When my fiancée was dress shopping, she came across The Brides Project, a local dress shop with a neat twist. They sell donated dresses, and proceeds go to cancer support programs in Ann Arbor. We visited them during their Wednesday open hours, and were thoroughly impressed with their humble professionalism and diverse dress selection.
They're the real deal. (And yes, we bought Marsie's dress from them.)
The Brides Project runs on volunteer power, so I offered to help with their runway segment at a bridal show over the weekend. The original runway group had to pull out at the last minute, so Monique and her crew of volunteers bravely stepped up on short notice.
Two dozen dresses were shown. With just three volunteer models, it was an extremely quick turnaround to change dresses - but they didn't miss a beat.
This is just a small sampling of the dresses available at The Brides Project. And it really begs the question: why spend four figures on a dress you'll only wear once, when you can find a great, clean, very-lightly-used dress for much less?
I'm going to editorialize for a bit. Let's think for a second about wedding dresses: after placing an order, a new dress gets made halfway around the world by someone who probably doesn't make a lot of money, then gets shipped thousands of miles to America, where it gets worn once. That is an incredible amount of resources to put into something you wear for one day.
The idea of reusing a wedding dress does not seem to be a popular one in America. However, in Toronto, where The Brides Project got started, brides-to-be are quite receptive to reusing dresses.

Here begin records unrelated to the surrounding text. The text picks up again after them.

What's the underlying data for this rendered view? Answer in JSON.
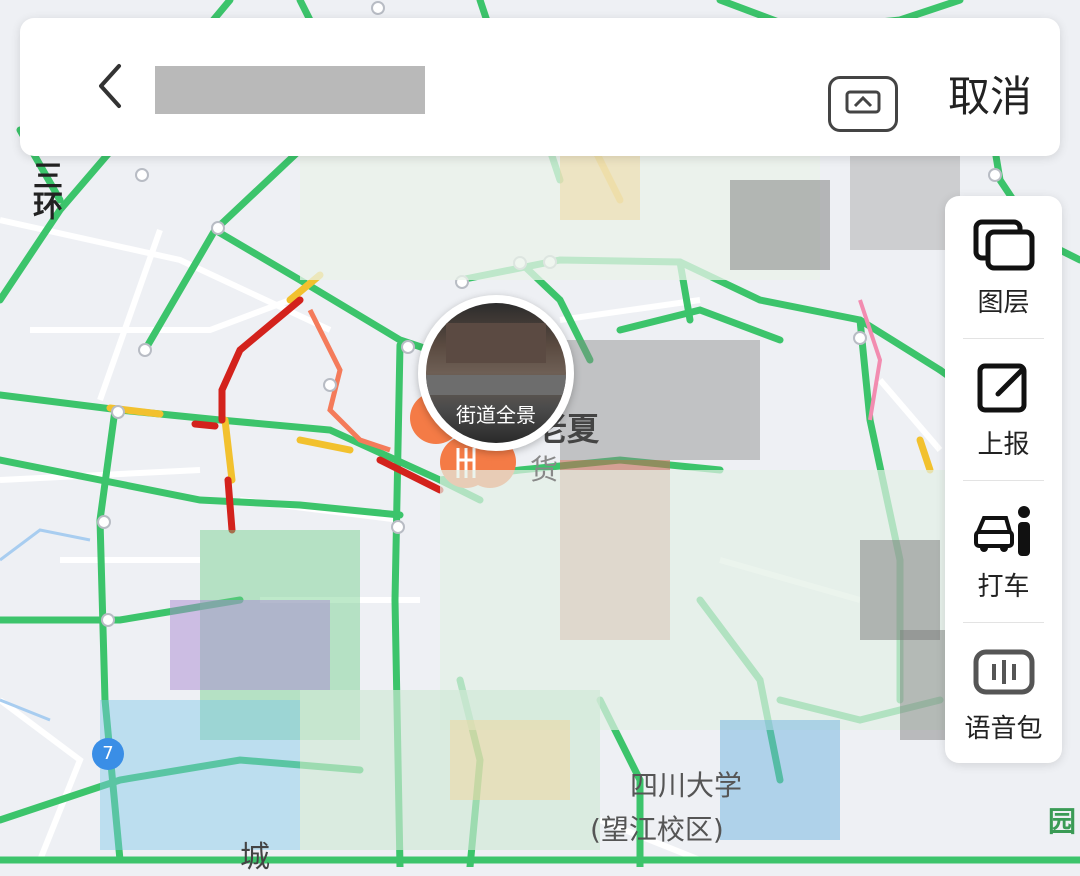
{
  "search_bar": {
    "back_icon": "chevron-left-icon",
    "street_view_icon": "street-view-icon",
    "cancel_label": "取消"
  },
  "side_panel": {
    "items": [
      {
        "label": "图层",
        "icon": "layers-icon"
      },
      {
        "label": "上报",
        "icon": "report-edit-icon"
      },
      {
        "label": "打车",
        "icon": "taxi-icon"
      },
      {
        "label": "语音包",
        "icon": "voice-pack-icon"
      }
    ]
  },
  "street_view_bubble": {
    "label": "街道全景"
  },
  "map_labels": {
    "ring_road": "三环",
    "poi_partial": "老夏",
    "poi_partial_2": "货",
    "university_name": "四川大学",
    "university_campus": "(望江校区)",
    "city_area": "城",
    "park_char": "园",
    "metro_line": "7"
  },
  "colors": {
    "road_green": "#3cc46b",
    "road_yellow": "#f2c12e",
    "road_red": "#d3221c",
    "road_orange": "#f47b5a",
    "poi_orange": "#f47b46",
    "metro_blue": "#3a8ee6"
  }
}
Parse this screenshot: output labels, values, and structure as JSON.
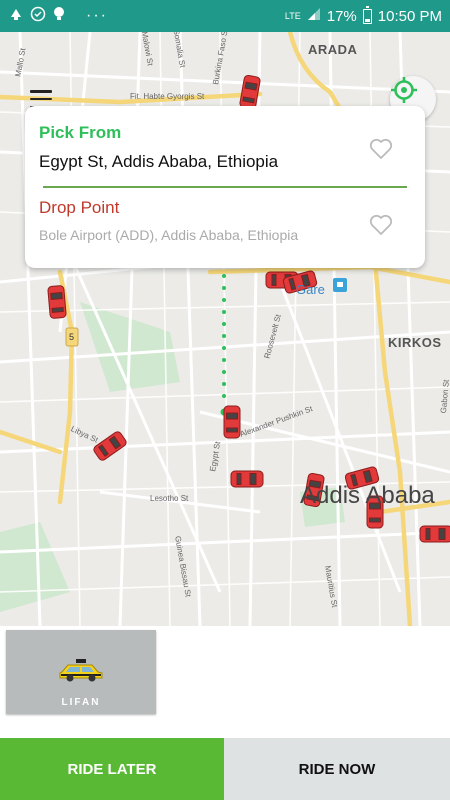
{
  "status_bar": {
    "battery_percent": "17%",
    "time": "10:50 PM",
    "network": "LTE",
    "more_dots": "···",
    "icons": [
      "notification-icon",
      "check-circle-icon",
      "lightbulb-icon",
      "signal-icon",
      "battery-icon"
    ]
  },
  "map": {
    "labels": {
      "arada": "ARADA",
      "kirkos": "KIRKOS",
      "addis_ababa": "Addis Ababa",
      "gare": "Gare",
      "route_5": "5",
      "mallo_st": "Mallo St",
      "malowi_st": "Malowi St",
      "somalia_st": "Somalia St",
      "burkina_faso_st": "Burkina Faso St",
      "habte_giyorgis": "Fit. Habte Gyorgis St",
      "libya_st": "Libya St",
      "egypt_st": "Egypt St",
      "lesotho_st": "Lesotho St",
      "guinea_bissau_st": "Guinea Bissau St",
      "roosevelt_st": "Roosevelt St",
      "pushkin_st": "Alexander Pushkin St",
      "mauritius_st": "Mauritius St",
      "gabon_st": "Gabon St"
    },
    "colors": {
      "route_dots": "#2fbf5a",
      "car": "#e23a3a",
      "road_major": "#f5d77a"
    }
  },
  "location_card": {
    "pick_label": "Pick From",
    "pick_value": "Egypt St, Addis Ababa, Ethiopia",
    "drop_label": "Drop Point",
    "drop_value": "Bole Airport (ADD), Addis Ababa, Ethiopia"
  },
  "car_types": [
    {
      "label": "LIFAN",
      "icon": "taxi-icon"
    }
  ],
  "buttons": {
    "ride_later": "RIDE LATER",
    "ride_now": "RIDE NOW"
  }
}
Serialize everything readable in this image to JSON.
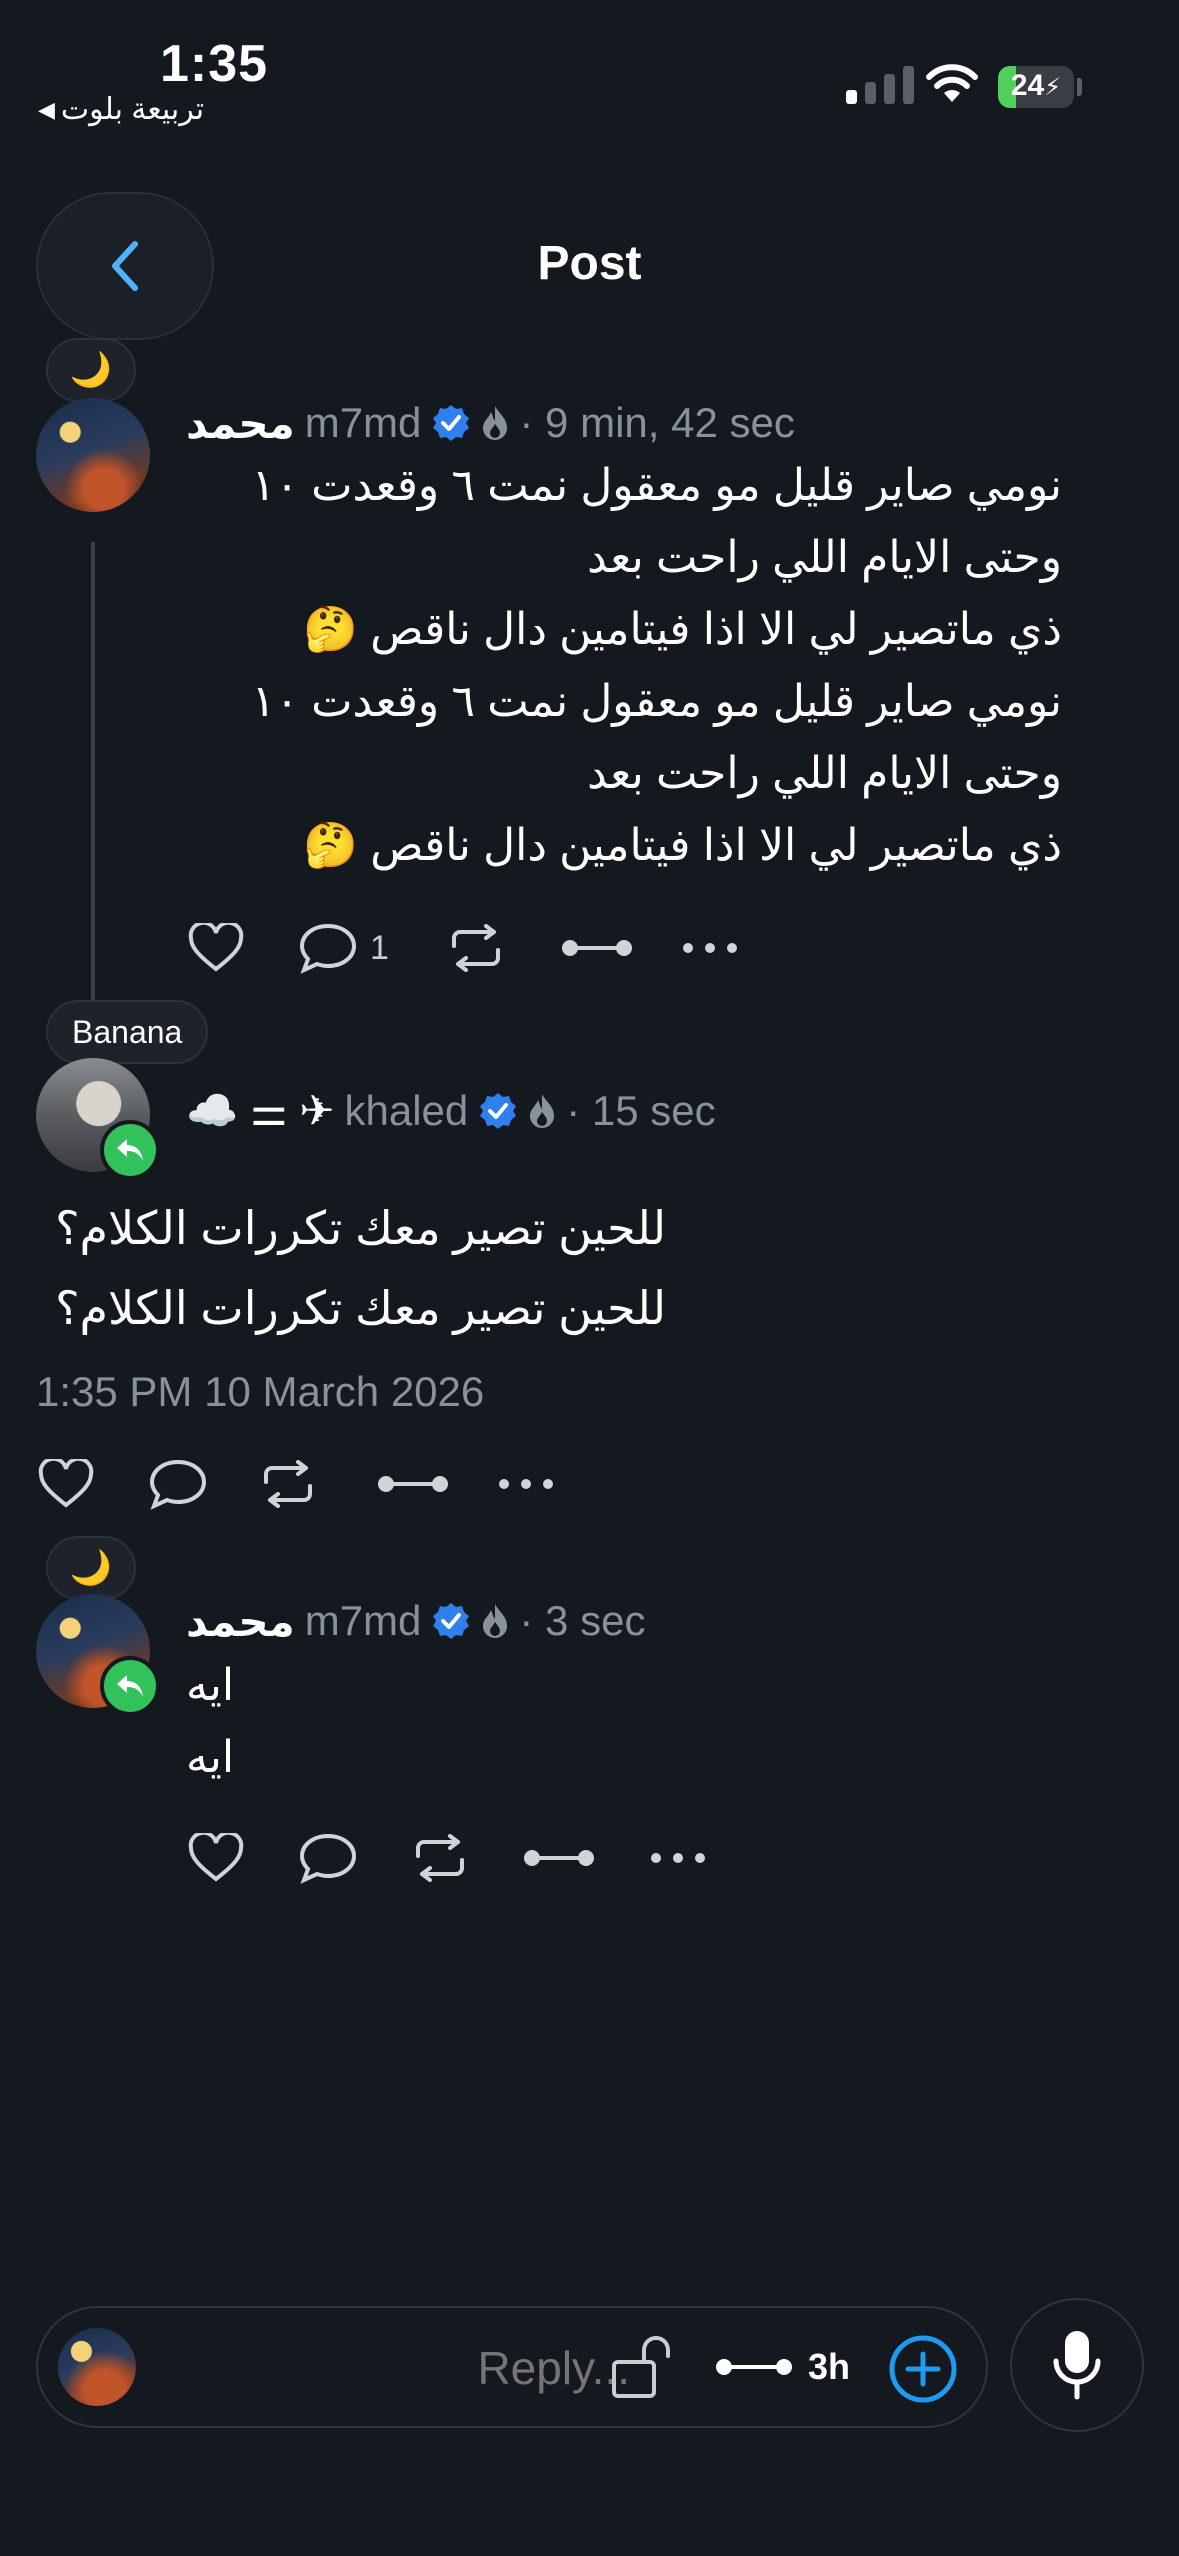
{
  "status_bar": {
    "time": "1:35",
    "back_app": "تربيعة بلوت",
    "battery": "24",
    "battery_level": 0.24
  },
  "header": {
    "title": "Post"
  },
  "posts": [
    {
      "mood": "🌙",
      "name": "محمد",
      "handle": "m7md",
      "time": "· 9 min, 42 sec",
      "lines": [
        "نومي صاير قليل مو معقول نمت ٦ وقعدت ١٠",
        "وحتى الايام اللي راحت بعد",
        "ذي ماتصير لي الا اذا فيتامين دال ناقص 🤔",
        "نومي صاير قليل مو معقول نمت ٦ وقعدت ١٠",
        "وحتى الايام اللي راحت بعد",
        "ذي ماتصير لي الا اذا فيتامين دال ناقص 🤔"
      ],
      "reply_count": "1"
    },
    {
      "mood": "Banana",
      "name_prefix": "☁️ ⚌ ✈",
      "handle": "khaled",
      "time": "· 15 sec",
      "lines": [
        "للحين تصير معك تكررات الكلام؟",
        "للحين تصير معك تكررات الكلام؟"
      ],
      "timestamp": "1:35 PM 10 March 2026"
    },
    {
      "mood": "🌙",
      "name": "محمد",
      "handle": "m7md",
      "time": "· 3 sec",
      "lines": [
        "ايه",
        "ايه"
      ]
    }
  ],
  "composer": {
    "placeholder": "Reply...",
    "duration": "3h"
  },
  "colors": {
    "background": "#14181f",
    "accent": "#1d9bf0",
    "verified": "#2f80ed",
    "reply_badge": "#32c15a",
    "muted_text": "#8b919b"
  }
}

Considering what I saw on the runway, and my fiancée's experience buying a dress from them, I think The Brides Project makes an incredibly compelling case to be put on any bride-to-be's shopping list.